1999 Toyota Tacoma PreRunner
This 1999 review is representative of model years 1995 to 2004.
By Ann Job of MSN Autos
A perfectly good, though rather uninspiring, Toyota compact pickup gets a makeover and is reborn the Tacoma PreRunner. Based on the rugged style of desert racing trucks, the PreRunner looks like a 4X4 but it's only a 4X2. Best of all, this sporty-looking truck is priced thousands of dollars less than a comparable 4X4, and you get better fuel economy and lower insurance rates, too.
Ivan "The Ironman" Stewart helped develop the Toyota Tacoma PreRunner, and it shows. A Toyota race truck driver and winner of the Baja 500 and 1000 desert off-road races, Stewart was invaluable as Toyota engineers sought to put the same pizzazz in the ol', rather plain Tacoma compact pickup.
Introduced in 1995, the Tacoma hadn't changed much—until the PreRunner was added in the middle of the 1998 model year. Now, the PreRunner is known as the trailblazer in a new truck segment—compact pickups that have the sporty look of 4X4s but carry more affordable 4X2 price tags.
A few months later, Nissan North America Inc. added the Frontier Desert Runner, another 4X2 compact truck styled to look like a 4X4.
What's in a name?
Off-road, the PreRunner surprises its occupants. With only rear-wheel drive, the tester kept up with 4-wheel-drive sport utes on rutted trails and grassy fields, and given a good head of steam, the PreRunner even scaled a tall mound of loose stones. The truck wasn't quite as graceful about it as the tenaciously clambering 4-wheel-drive SUVs, but it accomplished the same exercise, nonetheless.
All the while, the truck's stiff off-road ride conveyed a certain, above-it-all, rugged attitude that seemed comforting.
Lighter weight than a 4X4
Tacoma an early standout Toyota couldn't have picked a better truck on which to base the sporty look. In 1996 and 1997, automotive researcher J.D. Power and Associates named the Tacoma the top compact pickup in initial quality, following a survey of owners who had their trucks for three months. But in 1998, it lost out in the initial quality study to the Dodge Dakota.
V6 provides tire-squealing power
The Toyota's torque was higher, too, at 220 lb-ft at 3600 rpm. The Desert Runner has 200 at 2800 rpm. But the only transmission offered in the racing-inspired PreRunner, oddly, is a 4-speed automatic.
Approximately 400-mile range
The base engine for the PreRunner is a 2.7-liter double overhead cam 16-valve 150-horsepower four cylinder that's rated at 18 mpg in the city and 21 mpg on the highway.
Simple, car-like interior
The interior is more akin to what you find in a car. Controls and gauges are laid out in a simple, no-nonsense style and everything is easy to reach. There's little flourish or flair here, however—no wood or shiny silver touches.
Watch the entry and exit on this truck. The PreRunner sits higher above the road than a normal 2-wheel-drive truck would.
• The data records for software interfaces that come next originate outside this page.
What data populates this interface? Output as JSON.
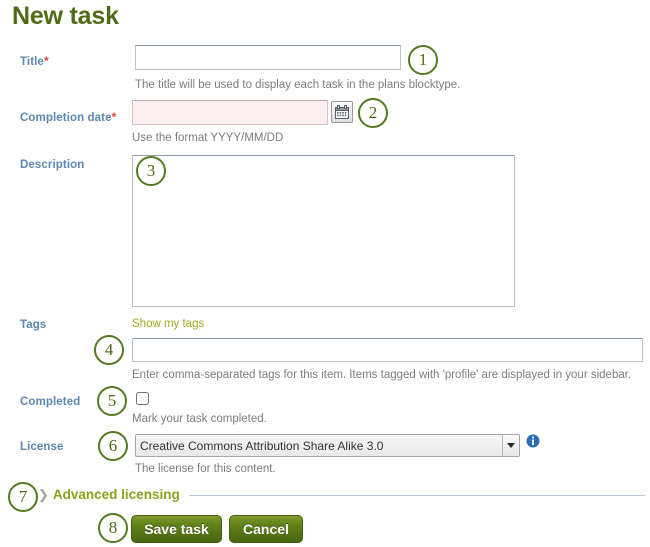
{
  "page": {
    "title": "New task"
  },
  "form": {
    "title_field": {
      "label": "Title",
      "required_mark": "*",
      "value": "",
      "help": "The title will be used to display each task in the plans blocktype."
    },
    "completion_date_field": {
      "label": "Completion date",
      "required_mark": "*",
      "value": "",
      "help": "Use the format YYYY/MM/DD",
      "calendar_icon": "calendar-icon"
    },
    "description_field": {
      "label": "Description",
      "value": ""
    },
    "tags_field": {
      "label": "Tags",
      "show_my_tags_link": "Show my tags",
      "value": "",
      "help": "Enter comma-separated tags for this item. Items tagged with 'profile' are displayed in your sidebar."
    },
    "completed_field": {
      "label": "Completed",
      "checked": false,
      "help": "Mark your task completed."
    },
    "license_field": {
      "label": "License",
      "selected": "Creative Commons Attribution Share Alike 3.0",
      "options": [
        "Creative Commons Attribution Share Alike 3.0"
      ],
      "help": "The license for this content.",
      "info_icon": "info-icon"
    },
    "advanced_licensing": {
      "label": "Advanced licensing",
      "chevron_icon": "chevron-right-icon",
      "expanded": false
    },
    "actions": {
      "save_label": "Save task",
      "cancel_label": "Cancel"
    }
  },
  "markers": [
    {
      "number": "1"
    },
    {
      "number": "2"
    },
    {
      "number": "3"
    },
    {
      "number": "4"
    },
    {
      "number": "5"
    },
    {
      "number": "6"
    },
    {
      "number": "7"
    },
    {
      "number": "8"
    }
  ],
  "colors": {
    "heading": "#4f6b16",
    "label": "#5c87b2",
    "required": "#e8413a",
    "help": "#7d7d7d",
    "link": "#a0a820",
    "button": "#5f7f18",
    "marker": "#567a22",
    "collapsible": "#8fa01b",
    "required_field_bg": "#fdeef0",
    "info": "#2a6ebb"
  }
}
Cramped, awkward rear seating
I was conscious that as I rode back there I didn't have a head restraint. My head rested on the back window. And I had to sit upright, since the back cushion was a straight pad attached to the back of the cab.
Getting in and out of the back also wasn't easy. The front passenger seat did move forward to allow more entry room, but the Tacoma PreRunner doesn't come in a 3- or 4-door model. The competing Mazda's B-Series compact truck offers a 4-door model.
But if you really want more than just a sporty look, you can get an Xtracab model and add the optional Toyota Racing Development package. It includes sport suspension, differential locks and eye-catching tires with white raised letters. The TRD package, as it's called, isn't offered on regular cab PreRunners.